WORK TO COMPLETE
Repeat all of the entries, please, keeping each line exact.

##########

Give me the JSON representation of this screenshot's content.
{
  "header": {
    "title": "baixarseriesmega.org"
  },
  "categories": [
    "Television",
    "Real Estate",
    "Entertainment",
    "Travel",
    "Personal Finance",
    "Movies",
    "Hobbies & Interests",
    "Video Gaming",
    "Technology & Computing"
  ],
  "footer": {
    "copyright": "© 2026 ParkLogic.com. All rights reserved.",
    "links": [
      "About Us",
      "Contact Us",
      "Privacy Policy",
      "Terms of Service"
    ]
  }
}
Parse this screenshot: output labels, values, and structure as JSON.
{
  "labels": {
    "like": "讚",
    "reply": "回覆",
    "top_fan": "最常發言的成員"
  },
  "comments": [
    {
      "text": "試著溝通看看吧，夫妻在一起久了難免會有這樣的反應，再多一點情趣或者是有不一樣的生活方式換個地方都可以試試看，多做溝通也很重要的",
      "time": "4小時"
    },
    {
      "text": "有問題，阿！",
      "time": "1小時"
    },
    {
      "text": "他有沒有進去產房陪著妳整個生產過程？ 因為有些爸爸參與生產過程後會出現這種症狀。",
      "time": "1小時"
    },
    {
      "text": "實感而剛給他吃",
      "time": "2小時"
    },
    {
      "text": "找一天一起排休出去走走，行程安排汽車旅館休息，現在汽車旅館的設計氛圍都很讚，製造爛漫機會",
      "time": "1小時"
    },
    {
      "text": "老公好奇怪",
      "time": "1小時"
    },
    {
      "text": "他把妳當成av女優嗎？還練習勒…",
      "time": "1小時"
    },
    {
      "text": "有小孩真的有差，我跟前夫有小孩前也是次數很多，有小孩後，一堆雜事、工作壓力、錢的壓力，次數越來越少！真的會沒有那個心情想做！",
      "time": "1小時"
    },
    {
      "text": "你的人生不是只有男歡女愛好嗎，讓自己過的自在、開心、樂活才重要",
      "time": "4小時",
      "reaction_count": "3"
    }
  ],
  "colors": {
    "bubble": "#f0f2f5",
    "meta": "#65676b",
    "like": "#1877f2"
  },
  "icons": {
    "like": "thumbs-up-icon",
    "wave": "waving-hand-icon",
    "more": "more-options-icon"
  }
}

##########

ANSWER BOX
Give me the JSON representation of this screenshot's content.
{
  "header": {
    "title": "baixarseriesmega.org"
  },
  "categories": [
    "Television",
    "Real Estate",
    "Entertainment",
    "Travel",
    "Personal Finance",
    "Movies",
    "Hobbies & Interests",
    "Video Gaming",
    "Technology & Computing"
  ],
  "footer": {
    "copyright": "© 2026 ParkLogic.com. All rights reserved.",
    "links": [
      "About Us",
      "Contact Us",
      "Privacy Policy",
      "Terms of Service"
    ]
  }
}
Parse this screenshot: output labels, values, and structure as JSON.
{
  "labels": {
    "like": "讚",
    "reply": "回覆",
    "top_fan": "最常發言的成員"
  },
  "comments": [
    {
      "text": "試著溝通看看吧，夫妻在一起久了難免會有這樣的反應，再多一點情趣或者是有不一樣的生活方式換個地方都可以試試看，多做溝通也很重要的",
      "time": "4小時"
    },
    {
      "text": "有問題，阿！",
      "time": "1小時"
    },
    {
      "text": "他有沒有進去產房陪著妳整個生產過程？ 因為有些爸爸參與生產過程後會出現這種症狀。",
      "time": "1小時"
    },
    {
      "text": "實感而剛給他吃",
      "time": "2小時"
    },
    {
      "text": "找一天一起排休出去走走，行程安排汽車旅館休息，現在汽車旅館的設計氛圍都很讚，製造爛漫機會",
      "time": "1小時"
    },
    {
      "text": "老公好奇怪",
      "time": "1小時"
    },
    {
      "text": "他把妳當成av女優嗎？還練習勒…",
      "time": "1小時"
    },
    {
      "text": "有小孩真的有差，我跟前夫有小孩前也是次數很多，有小孩後，一堆雜事、工作壓力、錢的壓力，次數越來越少！真的會沒有那個心情想做！",
      "time": "1小時"
    },
    {
      "text": "你的人生不是只有男歡女愛好嗎，讓自己過的自在、開心、樂活才重要",
      "time": "4小時",
      "reaction_count": "3"
    }
  ],
  "colors": {
    "bubble": "#f0f2f5",
    "meta": "#65676b",
    "like": "#1877f2"
  },
  "icons": {
    "like": "thumbs-up-icon",
    "wave": "waving-hand-icon",
    "more": "more-options-icon"
  }
}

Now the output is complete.